• Task: Don't include any picture when you restate the data word for word.

• Web page and app entries:
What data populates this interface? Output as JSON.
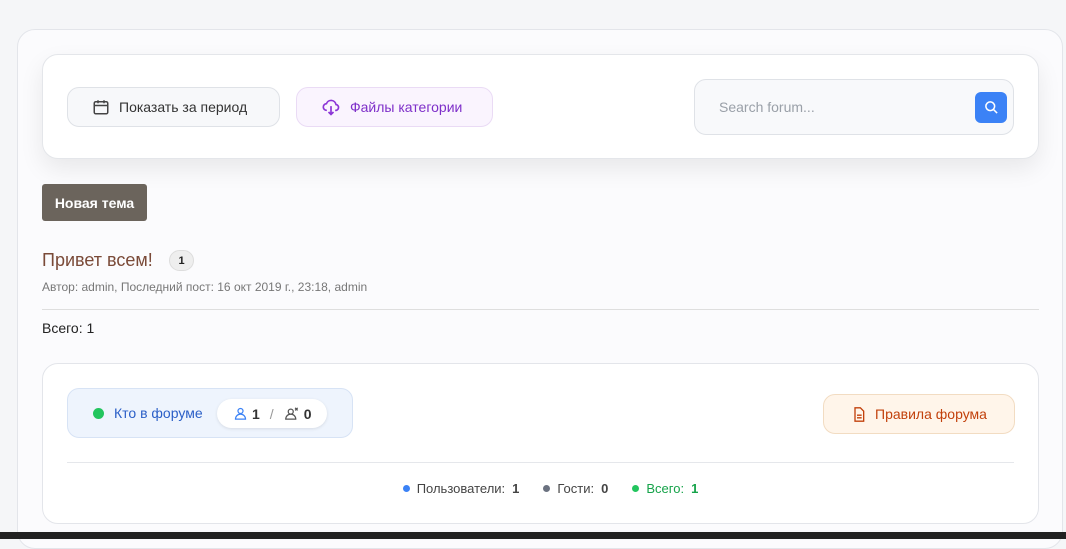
{
  "toolbar": {
    "period_label": "Показать за период",
    "files_label": "Файлы категории",
    "search_placeholder": "Search forum..."
  },
  "new_topic_label": "Новая тема",
  "topics": [
    {
      "title": "Привет всем!",
      "replies": "1",
      "meta": "Автор: admin, Последний пост: 16 окт 2019 г., 23:18, admin"
    }
  ],
  "total_label": "Всего: 1",
  "who": {
    "label": "Кто в форуме",
    "users": "1",
    "separator": "/",
    "guests": "0",
    "rules_label": "Правила форума",
    "stats": [
      {
        "label": "Пользователи:",
        "value": "1",
        "color": "#3b82f6"
      },
      {
        "label": "Гости:",
        "value": "0",
        "color": "#6b7280"
      },
      {
        "label": "Всего:",
        "value": "1",
        "color": "#22c55e"
      }
    ]
  }
}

• Written solution:
What data populates this interface? Output as JSON.
{
  "toolbar": {
    "period_label": "Показать за период",
    "files_label": "Файлы категории",
    "search_placeholder": "Search forum..."
  },
  "new_topic_label": "Новая тема",
  "topics": [
    {
      "title": "Привет всем!",
      "replies": "1",
      "meta": "Автор: admin, Последний пост: 16 окт 2019 г., 23:18, admin"
    }
  ],
  "total_label": "Всего: 1",
  "who": {
    "label": "Кто в форуме",
    "users": "1",
    "separator": "/",
    "guests": "0",
    "rules_label": "Правила форума",
    "stats": [
      {
        "label": "Пользователи:",
        "value": "1",
        "color": "#3b82f6"
      },
      {
        "label": "Гости:",
        "value": "0",
        "color": "#6b7280"
      },
      {
        "label": "Всего:",
        "value": "1",
        "color": "#22c55e"
      }
    ]
  }
}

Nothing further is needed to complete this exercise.